Russia, a country gone rogue, has resorted to 19th-century imperialism in order to expand an already divided nation. The invasion of Ukraine has become an international ordeal, one filled with grief and emotion. Russian reprobates have returned to their promised land, with only a shrouded hope of reclaiming Crimea.

Vladimir Putin’s influence has been demonstrated to maintain a tight grip on the East and making sure that the United States is always around to watch. While the motives of his plan may be unseen, it would be ignorant not to expect the U.S. to be among his intended audience.

The “Putin Doctrine” carries dangerous implications, considering the timeliness of the invasion of Ukraine. Just after the 1936 Summer Olympics, held in Berlin, Adolf Hitler moved troops into Poland and finally staged a full invasion in 1939.

Ukrainian unrest is the product of a sort of revolution. The decision to join the European Union (EU) has brought a series of violent protests. As violence erupted, many eastern European extremist groups joined the party, gaining momentum and support from counterparts throughout Europe.

Whereas Putin may have stated homeland security as his primary objective, the decision to move solely into Crimea is not slightly innovative. When Ukraine was liberated from Russia, Crimea was the only territory vicariously debated.

While the current situation shares many characteristics of the old one, the situation is entirely new in that Russia has not tried annexing Crimea before. Now all they are showing to be is an overprotective parent who will not let go of their 45-year-old son. America, of course, is the psychiatrist who is allowing Russia to vent, while feeding and nurturing a rebellious, yet unstable middle-aged man.

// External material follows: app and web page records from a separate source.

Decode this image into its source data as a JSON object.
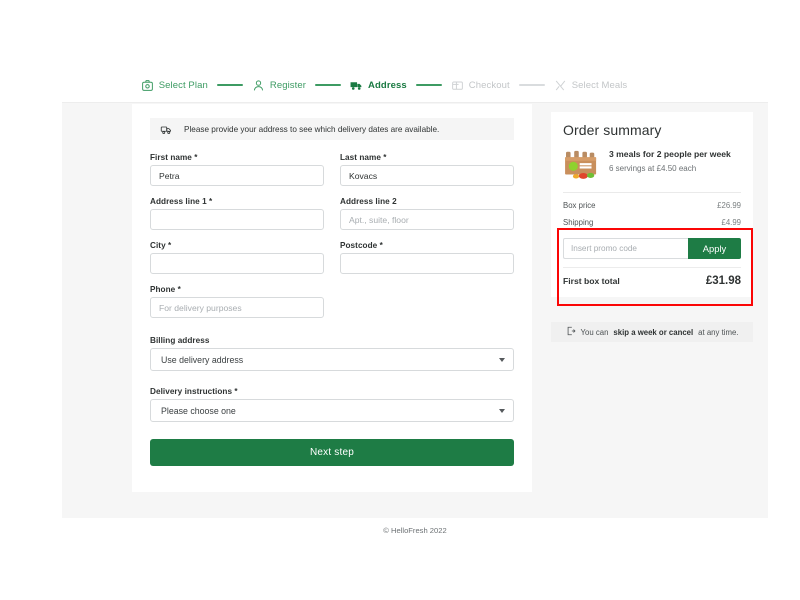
{
  "stepper": {
    "steps": [
      {
        "label": "Select Plan",
        "state": "done",
        "icon": "plan-icon"
      },
      {
        "label": "Register",
        "state": "done",
        "icon": "user-icon"
      },
      {
        "label": "Address",
        "state": "active",
        "icon": "truck-icon"
      },
      {
        "label": "Checkout",
        "state": "todo",
        "icon": "wallet-icon"
      },
      {
        "label": "Select Meals",
        "state": "todo",
        "icon": "cutlery-icon"
      }
    ]
  },
  "notice": {
    "icon": "delivery-truck-icon",
    "text": "Please provide your address to see which delivery dates are available."
  },
  "form": {
    "first_name": {
      "label": "First name *",
      "value": "Petra",
      "placeholder": ""
    },
    "last_name": {
      "label": "Last name *",
      "value": "Kovacs",
      "placeholder": ""
    },
    "address1": {
      "label": "Address line 1 *",
      "value": "",
      "placeholder": ""
    },
    "address2": {
      "label": "Address line 2",
      "value": "",
      "placeholder": "Apt., suite, floor"
    },
    "city": {
      "label": "City *",
      "value": "",
      "placeholder": ""
    },
    "postcode": {
      "label": "Postcode *",
      "value": "",
      "placeholder": ""
    },
    "phone": {
      "label": "Phone *",
      "value": "",
      "placeholder": "For delivery purposes"
    },
    "billing": {
      "label": "Billing address",
      "value": "Use delivery address"
    },
    "instructions": {
      "label": "Delivery instructions *",
      "value": "Please choose one"
    },
    "submit_label": "Next step"
  },
  "summary": {
    "title": "Order summary",
    "plan_title": "3 meals for 2 people per week",
    "plan_subtitle": "6 servings at £4.50 each",
    "lines": [
      {
        "label": "Box price",
        "amount": "£26.99"
      },
      {
        "label": "Shipping",
        "amount": "£4.99"
      }
    ],
    "promo_placeholder": "Insert promo code",
    "promo_button": "Apply",
    "total_label": "First box total",
    "total_amount": "£31.98",
    "highlight_color": "#fb0606"
  },
  "skip_note": {
    "icon": "calendar-skip-icon",
    "prefix": "You can ",
    "bold": "skip a week or cancel",
    "suffix": " at any time."
  },
  "footer": {
    "copyright": "© HelloFresh 2022"
  }
}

Russian intervention must end. Detriment is inevitable. While the EU may present their own adversaries to the Ukrainian people, Putin must recognize the nature of 21st-century diplomacy. Perhaps in his days, the KGB deceit and drama may have been noble endeavors, but the Soviet Union has died, and so shall Putin’s despotic mechanisms.

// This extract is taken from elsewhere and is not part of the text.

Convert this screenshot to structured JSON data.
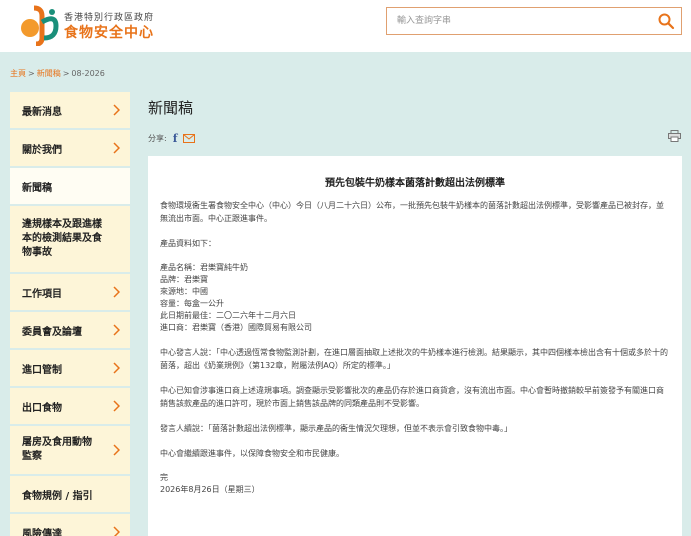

Russia has truly gone rogue and should be treated as such. I am not advocating for pouring gasoline onto an already burning fire, but trust can no longer be part of negotiations. America must develop a plan and stick to it: a plan to end the Ukrainian violence, while appeasing Russia and allowing both nations to maintain some false sense of autonomy.

As the death toll rises, the Department of State must stand firm. Vladimir “Dracula” Putin is only seeking blood. We must act and seek appeasement as well as human concern.

Crimea remains part of Ukraine; therefore, the Russian soldiers should respect it as such. American military action would be no different from the Russian invasion. In the words of Teddy Roosevelt, “Speak softly, and carry a big stick.”